Kearney Public Schools Statement on Controversial Books

KEARNEY, Neb. (KSNB) – In response to comments made Monday on an Omaha radio station by former U.S. Senate candidate Matt Innis, Kearney Public Schools released a statement on Tuesday regarding controversial gender identity books.

In the statement, KPS referenced comments made by Innis on Omaha radio station KFAB, in which he said that the books “Gender Queer” “It Feels Good to be Yourself” “Brave Face” and “Looking for Alaska” were available in Nebraska. public school, including Kearney. The books refer to topics on gender identity.

In its statement Tuesday, KPS said the books “Gender Queer” and “It Feels Good to be Yourself” were not available at any KPS library. He did, however, indicate that there was a copy of “Brave Face” at Kearney High School. There were five copies of the book “Looking for Alaska” at Kearney High School and one copy of the same book at the Hanny Arram Center of Success.

The statement goes on to say that the district has an obligation to serve students from the LBGTQ community and that the district has a library usage policy that allows parents to determine whether they want their children to read certain books.

The full statement from Superintendent Jason Mundorf, released earlier Tuesday to KPS District Parents is as follows,

“Dear KPS Stakeholders:

It came to my attention yesterday morning that on Scott Voorhees’ morning show airing on KFAB 1110, Matt Innis, a resident of Crete and political hopeful, was asked a series of questions regarding the book ‘GenderQueer’ . This book is the focus of a few Twitter messages between Jane Kleeb and a Nebraska GOP member that deleted the Twitter response to Ms. Kleeb. In the book, there is a sexually explicit image that was the basis of the graphic tweet, and Mr. Innis was asked about the book After some back and forth with the host, Mr. Innis also read excerpts from another book “Looking for Alaska” and said the book was housed at Kearney High School and the Hanny Arram Center for Success as well as many other districts in Nebraska. In addition, Mr. Innis also made a brief mention of the book “Brave Face” and “It Feels Good to Be Yourself”. Mr. Innis discussed the proposed recommended reading levels for the book and asked listeners whether or not these books were in their local public schools and which students they were available to.

After a quick review with our media professionals, the ‘GenderQueer’ book is not published in any Kearney Public School library, nor is the ‘It Feels Good to Be Yourself’ book. The Brave Face book has one copy at Kearney High School, and the “Looking for Alaska” book has five copies at Kearney High School and one copy at the Hanny Arram Center for Success. While many would argue the value of these books for young Readers, the fact is that Kearney Public Schools serves a number of students from the LGBTQ community. We have students who are dealing with internal issues regarding their gender and sexual identity. These books can provide a context in which some student readers may identify with someone (even if it is a fictional character) who has had mental health for many young people.
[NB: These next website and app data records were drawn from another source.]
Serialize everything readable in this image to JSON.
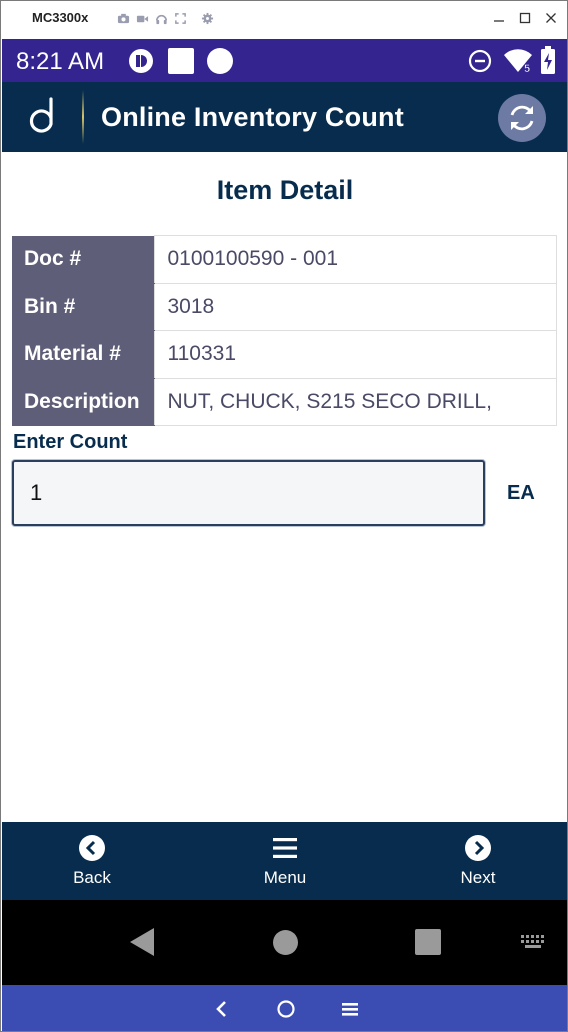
{
  "window": {
    "title": "MC3300x",
    "tools": [
      "camera-icon",
      "video-icon",
      "headphones-icon",
      "fullscreen-icon",
      "settings-icon"
    ],
    "controls": [
      "minimize-icon",
      "maximize-icon",
      "close-icon"
    ]
  },
  "status_bar": {
    "time": "8:21 AM",
    "battery_level": "5"
  },
  "header": {
    "title": "Online Inventory Count",
    "refresh_icon": "refresh-icon"
  },
  "page": {
    "title": "Item Detail",
    "details": [
      {
        "label": "Doc #",
        "value": "0100100590 - 001"
      },
      {
        "label": "Bin #",
        "value": "3018"
      },
      {
        "label": "Material #",
        "value": "110331"
      },
      {
        "label": "Description",
        "value": "NUT, CHUCK, S215 SECO DRILL,"
      }
    ],
    "count_label": "Enter Count",
    "count_value": "1",
    "uom": "EA"
  },
  "bottom_nav": {
    "back": "Back",
    "menu": "Menu",
    "next": "Next"
  },
  "colors": {
    "status_bar": "#33248f",
    "header": "#072c4d",
    "label_cell": "#5e5e78",
    "emulator_bar": "#3b4db3"
  }
}
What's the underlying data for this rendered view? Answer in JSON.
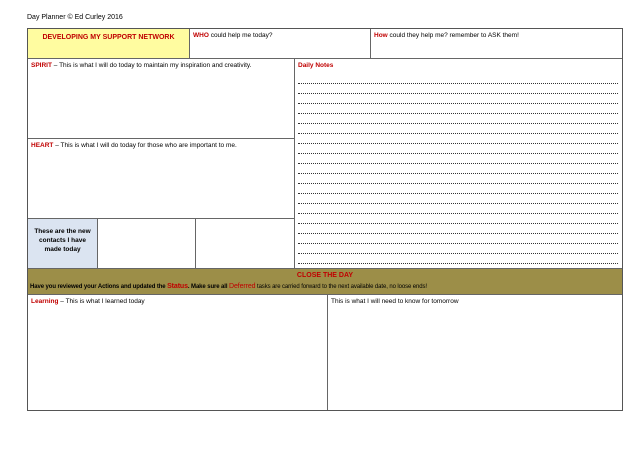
{
  "header": {
    "title": "Day Planner © Ed Curley 2016"
  },
  "top_row": {
    "section_title": "DEVELOPING MY SUPPORT NETWORK",
    "who_label": "WHO",
    "who_text": " could help me today?",
    "how_label": "How",
    "how_text": " could they help me? remember to ASK them!"
  },
  "spirit": {
    "label": "SPIRIT",
    "text": " – This is what I will do today to maintain my inspiration and creativity."
  },
  "heart": {
    "label": "HEART",
    "text": " – This is what I will do today for those who are important to me."
  },
  "daily_notes": {
    "title": "Daily Notes",
    "line_count": 19
  },
  "contacts": {
    "label": "These are the new contacts I have made today"
  },
  "close_day": {
    "title": "CLOSE THE DAY",
    "desc_part1": "Have you reviewed your Actions and updated the ",
    "status_word": "Status",
    "desc_part2": ". Make sure all ",
    "deferred_word": "Deferred",
    "desc_part3": " tasks are carried forward to the next available date, no loose ends!"
  },
  "learning": {
    "label": "Learning",
    "text": " – This is what I learned today"
  },
  "tomorrow": {
    "text": "This is what I will need to know for tomorrow"
  },
  "colors": {
    "title_bg": "#fffca0",
    "accent_red": "#c00000",
    "contacts_bg": "#dbe4f1",
    "close_bar_bg": "#9c8e48"
  }
}
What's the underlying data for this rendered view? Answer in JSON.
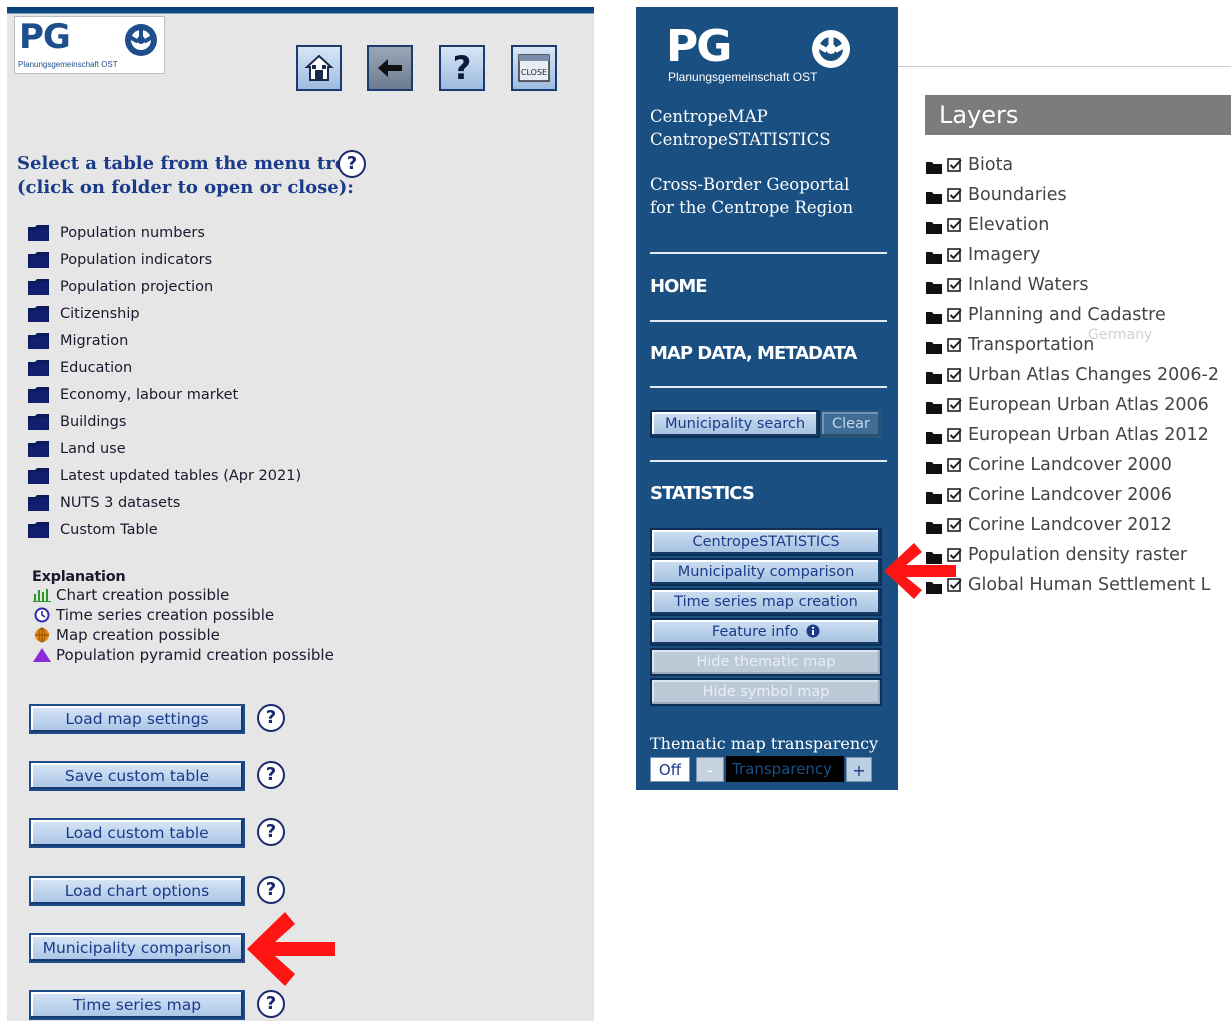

Our district employs incredibly thoughtful and passionate media specialists who review titles on an annual basis to provide books that engage young readers and reflect the challenges students often face. These media specialists are hardworking professionals who make their media centers a source of learning for all students, not a place of political ideologies or a subversive progressive movement. These are probably people you go to church with or socialize with in your personal meetings. They have thoughtful conversations and review materials selected for inclusion in our libraries. They make tough decisions to appropriately deliver books to young readers while navigating political discussions and having fun with individuals who may or may not have all the correct information.

Kearney Public Schools is incredibly supportive of parents and your rights to determine what materials your children have access to. We have a well defined Library Use Policy which offers parents the opportunity to determine whether they wish to be contacted and to give their consent before their children borrow books from school libraries. This policy is a direct reflection of a proactive effort by Kearney Public Schools to be transparent with their parents and give them the opportunity to choose which materials they would like their children to read or not. To our knowledge, we are one of the only districts in the state to use this policy to meet the needs of our parents.

Our district also gives parents and stakeholders the ability to challenge materials selected for our libraries through board policies and processes. If you believe the district should remove a title from one of our libraries, parents can initiate this process by submitting a formal written complaint to the school principal. A review committee will review the complaint and make a decision on the withdrawal request. Appeal processes are also provided by the superintendent and the school board.

This is a difficult time for students, schools, staff and parents. We remain committed at Kearney Public Schools to providing the appropriate and necessary resources for all of our students to navigate their educational journeys. We do this in collaboration with our parents by offering them the opportunity to participate in determining what they want their children to read. Parental involvement and voice is the foundation of the educational process and we will continue to do our best to accommodate all of our families.


Jason Mundorf


About Thomas Thorton

Check Also

Mike Gutter Named Director of Virginia Cooperative Extension, Associate Dean of Virginia Tech College of Agriculture and Life Sciences | VTX

His appointment follows the retirement of Ed Jones, who served as director for nearly a …